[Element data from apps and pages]
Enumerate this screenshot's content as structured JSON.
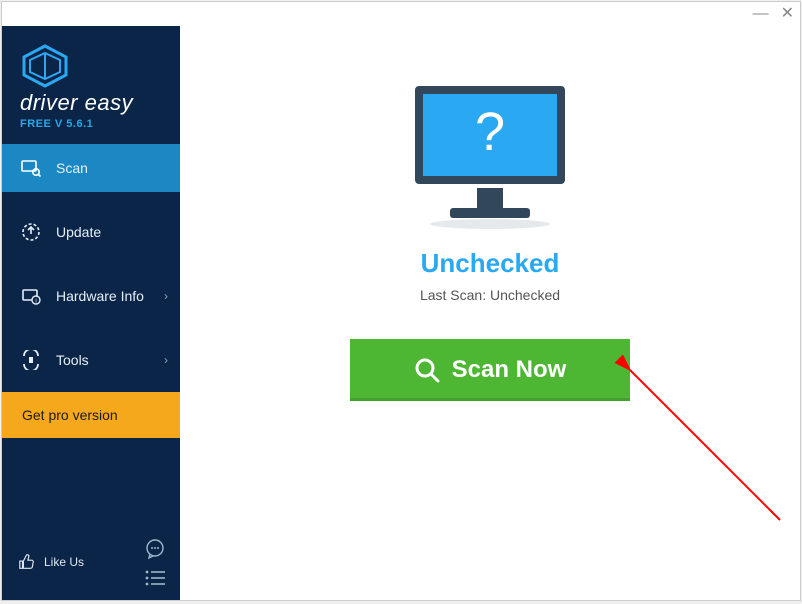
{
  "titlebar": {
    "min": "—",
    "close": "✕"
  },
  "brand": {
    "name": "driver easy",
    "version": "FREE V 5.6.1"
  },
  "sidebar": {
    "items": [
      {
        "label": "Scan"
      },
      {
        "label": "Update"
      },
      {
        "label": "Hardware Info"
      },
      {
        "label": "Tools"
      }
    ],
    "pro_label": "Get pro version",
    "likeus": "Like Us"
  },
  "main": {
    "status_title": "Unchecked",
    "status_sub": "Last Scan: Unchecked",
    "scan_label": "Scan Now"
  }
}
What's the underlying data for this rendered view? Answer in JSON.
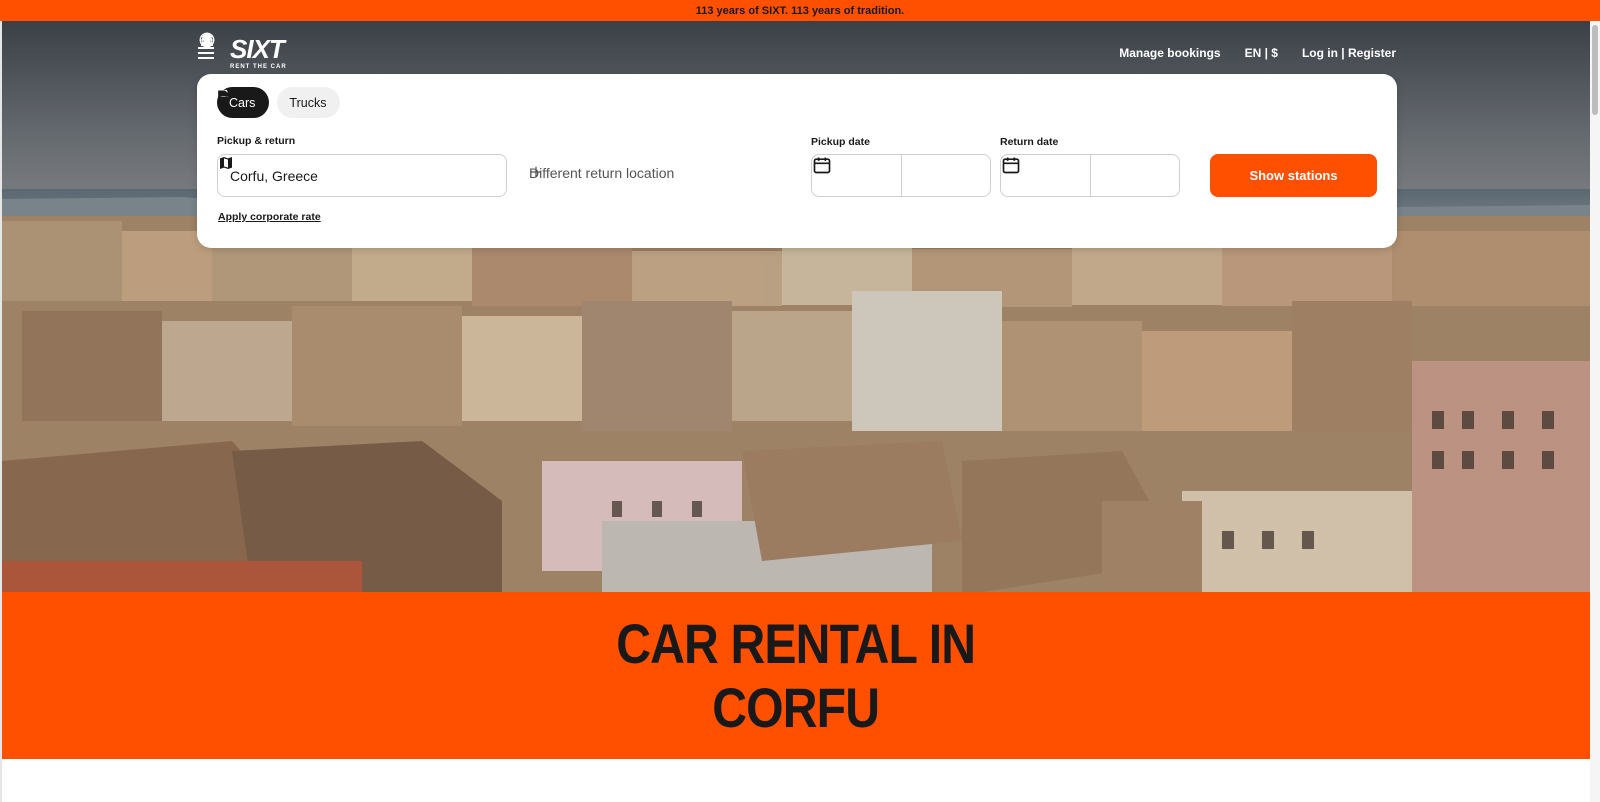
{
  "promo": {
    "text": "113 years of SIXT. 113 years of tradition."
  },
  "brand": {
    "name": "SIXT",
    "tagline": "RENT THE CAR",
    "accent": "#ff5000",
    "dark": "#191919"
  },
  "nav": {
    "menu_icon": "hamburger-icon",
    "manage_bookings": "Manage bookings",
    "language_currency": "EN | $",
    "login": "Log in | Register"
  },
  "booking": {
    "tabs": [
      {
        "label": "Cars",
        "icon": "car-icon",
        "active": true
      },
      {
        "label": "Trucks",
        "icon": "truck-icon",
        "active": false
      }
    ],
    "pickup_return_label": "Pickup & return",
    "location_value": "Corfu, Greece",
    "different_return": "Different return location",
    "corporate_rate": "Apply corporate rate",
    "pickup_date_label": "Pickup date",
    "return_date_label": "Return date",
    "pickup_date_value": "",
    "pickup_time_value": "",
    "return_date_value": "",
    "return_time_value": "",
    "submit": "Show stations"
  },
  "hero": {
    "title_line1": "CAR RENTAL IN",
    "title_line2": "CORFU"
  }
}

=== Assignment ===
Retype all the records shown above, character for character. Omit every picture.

=== Answer to this task ===
Enumerate this screenshot's content as structured JSON.
{
  "titlebar": {
    "min": "—",
    "close": "✕"
  },
  "brand": {
    "name": "driver easy",
    "version": "FREE V 5.6.1"
  },
  "sidebar": {
    "items": [
      {
        "label": "Scan"
      },
      {
        "label": "Update"
      },
      {
        "label": "Hardware Info"
      },
      {
        "label": "Tools"
      }
    ],
    "pro_label": "Get pro version",
    "likeus": "Like Us"
  },
  "main": {
    "status_title": "Unchecked",
    "status_sub": "Last Scan: Unchecked",
    "scan_label": "Scan Now"
  }
}
What's the underlying data for this rendered view? Answer in JSON.
{
  "promo": {
    "text": "113 years of SIXT. 113 years of tradition."
  },
  "brand": {
    "name": "SIXT",
    "tagline": "RENT THE CAR",
    "accent": "#ff5000",
    "dark": "#191919"
  },
  "nav": {
    "menu_icon": "hamburger-icon",
    "manage_bookings": "Manage bookings",
    "language_currency": "EN | $",
    "login": "Log in | Register"
  },
  "booking": {
    "tabs": [
      {
        "label": "Cars",
        "icon": "car-icon",
        "active": true
      },
      {
        "label": "Trucks",
        "icon": "truck-icon",
        "active": false
      }
    ],
    "pickup_return_label": "Pickup & return",
    "location_value": "Corfu, Greece",
    "different_return": "Different return location",
    "corporate_rate": "Apply corporate rate",
    "pickup_date_label": "Pickup date",
    "return_date_label": "Return date",
    "pickup_date_value": "",
    "pickup_time_value": "",
    "return_date_value": "",
    "return_time_value": "",
    "submit": "Show stations"
  },
  "hero": {
    "title_line1": "CAR RENTAL IN",
    "title_line2": "CORFU"
  }
}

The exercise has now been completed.